■ Task directions ■
Would you set down every entry again, exactly as written?

[Source information — start]

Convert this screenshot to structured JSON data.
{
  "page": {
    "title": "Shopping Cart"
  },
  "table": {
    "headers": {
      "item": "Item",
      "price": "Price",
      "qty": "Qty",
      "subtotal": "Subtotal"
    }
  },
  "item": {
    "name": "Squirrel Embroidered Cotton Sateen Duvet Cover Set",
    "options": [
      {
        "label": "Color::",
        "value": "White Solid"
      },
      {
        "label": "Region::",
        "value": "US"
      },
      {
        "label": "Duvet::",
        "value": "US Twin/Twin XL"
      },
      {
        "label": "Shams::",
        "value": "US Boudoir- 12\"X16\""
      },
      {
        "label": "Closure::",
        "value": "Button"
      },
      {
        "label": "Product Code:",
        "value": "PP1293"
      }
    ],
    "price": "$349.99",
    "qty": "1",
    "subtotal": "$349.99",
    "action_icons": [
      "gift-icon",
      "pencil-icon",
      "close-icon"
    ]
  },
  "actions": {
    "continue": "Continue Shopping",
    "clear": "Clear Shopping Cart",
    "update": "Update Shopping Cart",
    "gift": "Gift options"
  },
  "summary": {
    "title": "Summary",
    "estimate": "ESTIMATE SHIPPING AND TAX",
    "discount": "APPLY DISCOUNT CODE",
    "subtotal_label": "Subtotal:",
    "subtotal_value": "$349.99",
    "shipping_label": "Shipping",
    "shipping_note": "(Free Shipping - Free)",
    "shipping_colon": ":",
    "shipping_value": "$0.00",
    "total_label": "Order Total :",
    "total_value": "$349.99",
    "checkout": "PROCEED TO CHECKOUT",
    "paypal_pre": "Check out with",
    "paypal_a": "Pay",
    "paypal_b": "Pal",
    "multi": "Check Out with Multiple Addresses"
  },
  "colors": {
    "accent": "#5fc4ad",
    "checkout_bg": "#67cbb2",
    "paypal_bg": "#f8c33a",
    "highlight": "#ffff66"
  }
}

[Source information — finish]

■ Answer section ■
Convert this screenshot to structured JSON data.
{
  "page": {
    "title": "Shopping Cart"
  },
  "table": {
    "headers": {
      "item": "Item",
      "price": "Price",
      "qty": "Qty",
      "subtotal": "Subtotal"
    }
  },
  "item": {
    "name": "Squirrel Embroidered Cotton Sateen Duvet Cover Set",
    "options": [
      {
        "label": "Color::",
        "value": "White Solid"
      },
      {
        "label": "Region::",
        "value": "US"
      },
      {
        "label": "Duvet::",
        "value": "US Twin/Twin XL"
      },
      {
        "label": "Shams::",
        "value": "US Boudoir- 12\"X16\""
      },
      {
        "label": "Closure::",
        "value": "Button"
      },
      {
        "label": "Product Code:",
        "value": "PP1293"
      }
    ],
    "price": "$349.99",
    "qty": "1",
    "subtotal": "$349.99",
    "action_icons": [
      "gift-icon",
      "pencil-icon",
      "close-icon"
    ]
  },
  "actions": {
    "continue": "Continue Shopping",
    "clear": "Clear Shopping Cart",
    "update": "Update Shopping Cart",
    "gift": "Gift options"
  },
  "summary": {
    "title": "Summary",
    "estimate": "ESTIMATE SHIPPING AND TAX",
    "discount": "APPLY DISCOUNT CODE",
    "subtotal_label": "Subtotal:",
    "subtotal_value": "$349.99",
    "shipping_label": "Shipping",
    "shipping_note": "(Free Shipping - Free)",
    "shipping_colon": ":",
    "shipping_value": "$0.00",
    "total_label": "Order Total :",
    "total_value": "$349.99",
    "checkout": "PROCEED TO CHECKOUT",
    "paypal_pre": "Check out with",
    "paypal_a": "Pay",
    "paypal_b": "Pal",
    "multi": "Check Out with Multiple Addresses"
  },
  "colors": {
    "accent": "#5fc4ad",
    "checkout_bg": "#67cbb2",
    "paypal_bg": "#f8c33a",
    "highlight": "#ffff66"
  }
}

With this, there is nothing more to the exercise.